### Extracted information
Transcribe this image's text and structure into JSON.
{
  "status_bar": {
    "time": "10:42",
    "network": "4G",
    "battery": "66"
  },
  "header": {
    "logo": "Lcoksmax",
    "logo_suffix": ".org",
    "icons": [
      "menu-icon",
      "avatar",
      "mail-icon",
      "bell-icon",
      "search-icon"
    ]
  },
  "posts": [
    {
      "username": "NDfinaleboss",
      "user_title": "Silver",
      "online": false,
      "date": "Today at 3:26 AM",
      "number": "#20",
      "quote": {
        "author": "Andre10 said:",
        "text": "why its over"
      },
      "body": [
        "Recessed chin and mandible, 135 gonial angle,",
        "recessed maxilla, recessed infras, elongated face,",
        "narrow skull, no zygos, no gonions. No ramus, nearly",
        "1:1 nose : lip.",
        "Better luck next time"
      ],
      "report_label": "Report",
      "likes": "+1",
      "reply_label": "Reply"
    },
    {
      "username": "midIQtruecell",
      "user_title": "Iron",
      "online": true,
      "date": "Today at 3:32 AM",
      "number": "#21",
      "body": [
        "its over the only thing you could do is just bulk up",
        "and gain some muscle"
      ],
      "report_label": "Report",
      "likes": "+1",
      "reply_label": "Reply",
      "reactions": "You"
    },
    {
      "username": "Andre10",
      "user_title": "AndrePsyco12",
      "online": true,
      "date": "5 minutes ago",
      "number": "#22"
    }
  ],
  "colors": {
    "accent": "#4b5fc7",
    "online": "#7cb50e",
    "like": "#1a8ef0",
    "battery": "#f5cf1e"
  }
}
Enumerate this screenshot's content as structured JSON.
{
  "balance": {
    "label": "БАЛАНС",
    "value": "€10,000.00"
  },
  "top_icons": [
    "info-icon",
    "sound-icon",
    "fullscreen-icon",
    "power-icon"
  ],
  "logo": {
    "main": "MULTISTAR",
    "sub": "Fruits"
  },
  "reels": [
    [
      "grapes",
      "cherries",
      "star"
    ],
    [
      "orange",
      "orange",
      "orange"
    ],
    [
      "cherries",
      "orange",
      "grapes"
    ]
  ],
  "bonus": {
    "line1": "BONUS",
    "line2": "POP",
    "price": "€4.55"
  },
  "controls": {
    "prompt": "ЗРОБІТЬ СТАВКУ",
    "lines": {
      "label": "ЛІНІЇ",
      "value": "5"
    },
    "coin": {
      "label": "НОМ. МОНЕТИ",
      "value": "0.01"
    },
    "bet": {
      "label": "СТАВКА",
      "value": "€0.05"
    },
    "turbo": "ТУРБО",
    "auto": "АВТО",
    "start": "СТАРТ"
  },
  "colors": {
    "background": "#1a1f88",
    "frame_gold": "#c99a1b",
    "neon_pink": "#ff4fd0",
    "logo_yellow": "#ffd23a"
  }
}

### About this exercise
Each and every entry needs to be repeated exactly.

### Answer area
Transcribe this image's text and structure into JSON.
{
  "status_bar": {
    "time": "10:42",
    "network": "4G",
    "battery": "66"
  },
  "header": {
    "logo": "Lcoksmax",
    "logo_suffix": ".org",
    "icons": [
      "menu-icon",
      "avatar",
      "mail-icon",
      "bell-icon",
      "search-icon"
    ]
  },
  "posts": [
    {
      "username": "NDfinaleboss",
      "user_title": "Silver",
      "online": false,
      "date": "Today at 3:26 AM",
      "number": "#20",
      "quote": {
        "author": "Andre10 said:",
        "text": "why its over"
      },
      "body": [
        "Recessed chin and mandible, 135 gonial angle,",
        "recessed maxilla, recessed infras, elongated face,",
        "narrow skull, no zygos, no gonions. No ramus, nearly",
        "1:1 nose : lip.",
        "Better luck next time"
      ],
      "report_label": "Report",
      "likes": "+1",
      "reply_label": "Reply"
    },
    {
      "username": "midIQtruecell",
      "user_title": "Iron",
      "online": true,
      "date": "Today at 3:32 AM",
      "number": "#21",
      "body": [
        "its over the only thing you could do is just bulk up",
        "and gain some muscle"
      ],
      "report_label": "Report",
      "likes": "+1",
      "reply_label": "Reply",
      "reactions": "You"
    },
    {
      "username": "Andre10",
      "user_title": "AndrePsyco12",
      "online": true,
      "date": "5 minutes ago",
      "number": "#22"
    }
  ],
  "colors": {
    "accent": "#4b5fc7",
    "online": "#7cb50e",
    "like": "#1a8ef0",
    "battery": "#f5cf1e"
  }
}
Enumerate this screenshot's content as structured JSON.
{
  "balance": {
    "label": "БАЛАНС",
    "value": "€10,000.00"
  },
  "top_icons": [
    "info-icon",
    "sound-icon",
    "fullscreen-icon",
    "power-icon"
  ],
  "logo": {
    "main": "MULTISTAR",
    "sub": "Fruits"
  },
  "reels": [
    [
      "grapes",
      "cherries",
      "star"
    ],
    [
      "orange",
      "orange",
      "orange"
    ],
    [
      "cherries",
      "orange",
      "grapes"
    ]
  ],
  "bonus": {
    "line1": "BONUS",
    "line2": "POP",
    "price": "€4.55"
  },
  "controls": {
    "prompt": "ЗРОБІТЬ СТАВКУ",
    "lines": {
      "label": "ЛІНІЇ",
      "value": "5"
    },
    "coin": {
      "label": "НОМ. МОНЕТИ",
      "value": "0.01"
    },
    "bet": {
      "label": "СТАВКА",
      "value": "€0.05"
    },
    "turbo": "ТУРБО",
    "auto": "АВТО",
    "start": "СТАРТ"
  },
  "colors": {
    "background": "#1a1f88",
    "frame_gold": "#c99a1b",
    "neon_pink": "#ff4fd0",
    "logo_yellow": "#ffd23a"
  }
}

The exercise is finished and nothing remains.